Hu, S. J., & Wu, S. (1992). Identifying sources of variation in automobile body assembly using principal component analysis. Transactions of NAMRI/SME, 20, 311-316.
Liu, S. C., & Hu, S. J. (1997). Variation simulation for deformable sheet metal assemblies using finite element methods. Journal of Manufacturing Science and Engineering, 119(3), 368-374.
Lucas, J. M., & Saccucci, M. S. (1990). Exponentially weighted moving average control schemes: Properties and enhancements. Technometrics, 32(1), 1-12.
Montgomery, D. C. (2007). Introduction to statistical quality control John Wiley & Sons.
Neubauer, A. S. (1997). The EWMA control chart: Properties and comparison with other quality-control procedures by computer simulation. Clinical Chemistry, 43(4), 594-601.
Page, E. (1954). Continuous inspection schemes. Biometrika, , 100-115.
Rato, T. J., & Reis, M. S.Statistical process control of multivariate systems with autocorrelation. Computer aided chemical engineering (pp. 497-501) Elsevier. DOI:http://dx.doi.org/10.1016/B978-0-444-53711- 9.50100-0
Reynolds, M. R., Amin, R. W., & Arnold, J. C. (1990). CUSUM charts with variable sampling intervals. Technometrics, 32(4), 371-384.
Reynolds, M. R., Amin, R. W., Arnold, J. C., & Nachlas, J. A. (1988). Charts with variable sampling intervals. Technometrics, 30(2), 181-192.

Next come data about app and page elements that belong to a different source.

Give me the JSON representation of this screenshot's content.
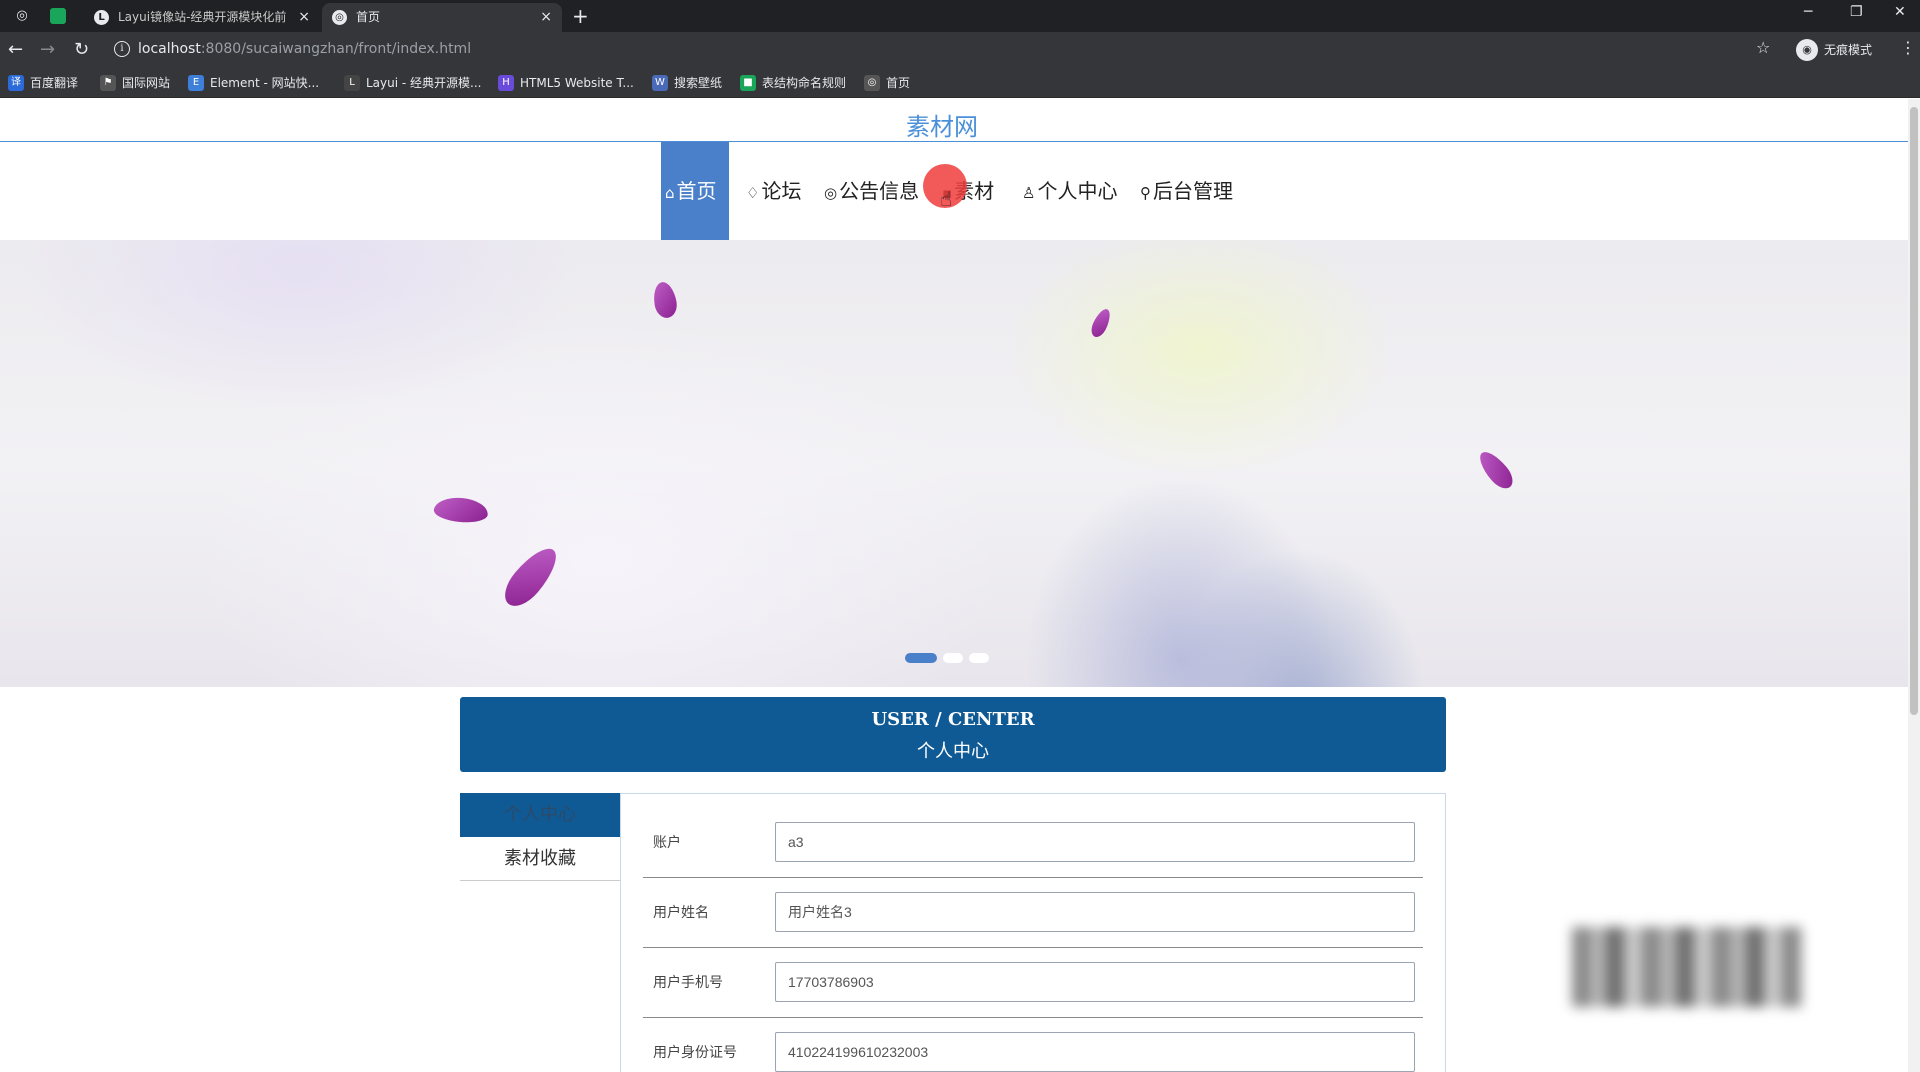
{
  "browser": {
    "tabs": [
      {
        "title": "Layui镜像站-经典开源模块化前",
        "favicon": "L"
      },
      {
        "title": "首页",
        "favicon": "◎"
      }
    ],
    "url_host": "localhost",
    "url_path": ":8080/sucaiwangzhan/front/index.html",
    "incognito_label": "无痕模式",
    "bookmarks": [
      {
        "label": "百度翻译",
        "color": "#2a6ad9",
        "icon": "译"
      },
      {
        "label": "国际网站",
        "color": "#555555",
        "icon": "⚑"
      },
      {
        "label": "Element - 网站快...",
        "color": "#3d7fd9",
        "icon": "E"
      },
      {
        "label": "Layui - 经典开源模...",
        "color": "#444444",
        "icon": "L"
      },
      {
        "label": "HTML5 Website T...",
        "color": "#6a4bd9",
        "icon": "H"
      },
      {
        "label": "搜索壁纸",
        "color": "#4a6ab8",
        "icon": "W"
      },
      {
        "label": "表结构命名规则",
        "color": "#1aa65a",
        "icon": "■"
      },
      {
        "label": "首页",
        "color": "#555555",
        "icon": "◎"
      }
    ]
  },
  "site": {
    "title": "素材网",
    "nav": [
      {
        "label": "首页",
        "icon": "⌂"
      },
      {
        "label": "论坛",
        "icon": "♢"
      },
      {
        "label": "公告信息",
        "icon": "◎"
      },
      {
        "label": "素材",
        "icon": "▪"
      },
      {
        "label": "个人中心",
        "icon": "♙"
      },
      {
        "label": "后台管理",
        "icon": "⚲"
      }
    ],
    "carousel": {
      "slide_count": 3,
      "active_index": 0
    }
  },
  "user_center": {
    "title_en": "USER / CENTER",
    "title_cn": "个人中心",
    "side_menu": [
      {
        "label": "个人中心",
        "active": true
      },
      {
        "label": "素材收藏",
        "active": false
      }
    ],
    "form": [
      {
        "label": "账户",
        "value": "a3"
      },
      {
        "label": "用户姓名",
        "value": "用户姓名3"
      },
      {
        "label": "用户手机号",
        "value": "17703786903"
      },
      {
        "label": "用户身份证号",
        "value": "410224199610232003"
      }
    ]
  },
  "colors": {
    "accent": "#4a7fc9",
    "header_blue": "#0f5a95",
    "title_blue": "#4a90d9"
  }
}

Roberts, S. (1959). Control chart tests based on geometric moving averages. Technometrics, 1(3), 239-250.
Shi J. (2010). Stream of variation modeling and analysis for multistage manufacturing processes. CRC Press.

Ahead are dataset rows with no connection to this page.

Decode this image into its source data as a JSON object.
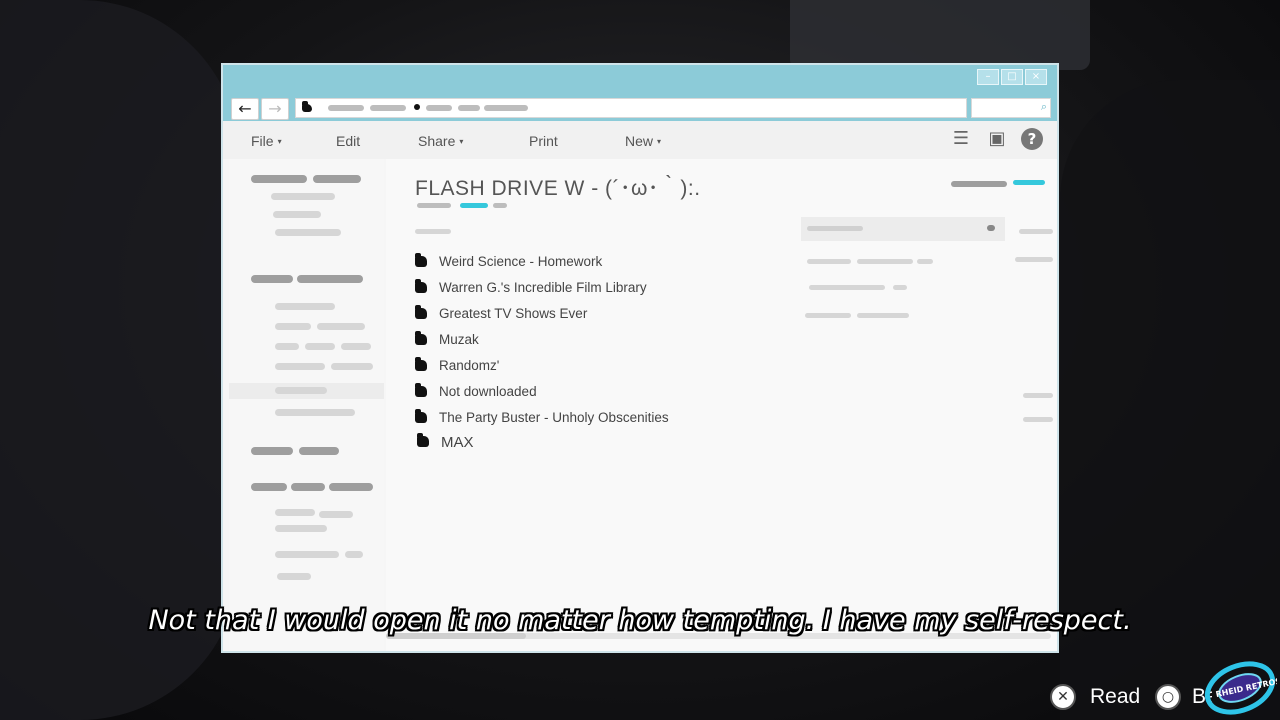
{
  "window": {
    "controls": [
      "–",
      "□",
      "×"
    ],
    "nav": {
      "back": "←",
      "forward": "→"
    }
  },
  "menu": {
    "file": "File",
    "edit": "Edit",
    "share": "Share",
    "print": "Print",
    "new": "New",
    "caret": "▾"
  },
  "toolbar_icons": [
    "list-view-icon",
    "panel-icon",
    "help-icon"
  ],
  "folder": {
    "title": "FLASH DRIVE W - (´･ω･｀):.",
    "items": [
      "Weird Science - Homework",
      "Warren G.'s Incredible Film Library",
      "Greatest TV Shows Ever",
      "Muzak",
      "Randomz'",
      "Not downloaded",
      "The Party Buster - Unholy Obscenities",
      "MAX"
    ]
  },
  "subtitle": "Not that I would open it no matter how tempting.  I have my self-respect.",
  "hud": {
    "read_label": "Read",
    "back_label": "Back",
    "read_button": "✕",
    "back_button": "○"
  },
  "logo_text": "RHEID RETROSPECT",
  "colors": {
    "window_frame": "#8ccbd8",
    "accent": "#35c8dc",
    "subtitle_text": "#ffffff"
  }
}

Shu, L., & Tsung, F. (2000). Multistage process monitoring and diagnosis. Management of Innovation and Technology, 2000. ICMIT 2000. Proceedings of the 2000 IEEE International Conference On,2 881-886.
Siegel, D., & Lee, J. (2011). An auto-associative residual processing and K-means clustering approach for anemometer health assessment. International Journal of Prognostics and Health Management Volume 2, 117.
Tsung, F., Li, Y., & Jin, M. (2006). Statistical process control for multistage manufacturing and service operations: A review. Service Operations and Logistics, and Informatics, 2006. SOLI'06. IEEE International Conference On, 752-757.
Wolbrecht, E., D'ambrosio, B., Paasch, R., & Kirby, D. (2000). Monitoring and diagnosis of a multistage manufacturing process using Bayesian networks. Ai Edam, 14(01), 53-67.
Zhou, S., Ding, Y., Chen, Y., & Shi, J. (2003). Diagnosability study of multistage manufacturing processes based on linear mixed-effects models. Technometrics, 45(4)
Zhou, S., Huang, Q., & Shi, J. (2003). State space modeling of dimensional variation propagation in multistage machining process using differential motion vectors. Robotics and Automation, IEEE Transactions On, 19(2), 296-309.
The Prognostic and Health Management Society advocates open-access to scientific data and uses a Creative Commons license for publishing and distributing any papers. A Creative Commons license does not relinquish the author’s copyright; rather it allows them to share some of their rights with any member of the public under certain conditions whilst enjoying full legal protection. By submitting an article to the International Conference of the Prognostics and Health Management Society, the authors agree to be bound by the associated terms and conditions including the following:
As the author, you retain the copyright to your Work. By submitting your Work, you are granting anybody the right to copy, distribute and transmit your Work and to adapt your Work with proper attribution under the terms of the Creative Commons Attribution 3.0 United States license. You assign rights to the Prognostics and Health Management Society to publish and disseminate your Work through electronic and print media if it is accepted for publication. A license note citing the Creative Commons Attribution 3.0 United States License as shown below needs to be placed in the footnote on the first page of the article.
First Author et al. This is an open-access article distributed under the terms of the Creative Commons Attribution 3.0 United States License, which permits unrestricted use, distribution, and reproduction in any medium, provided the original author and source are credited.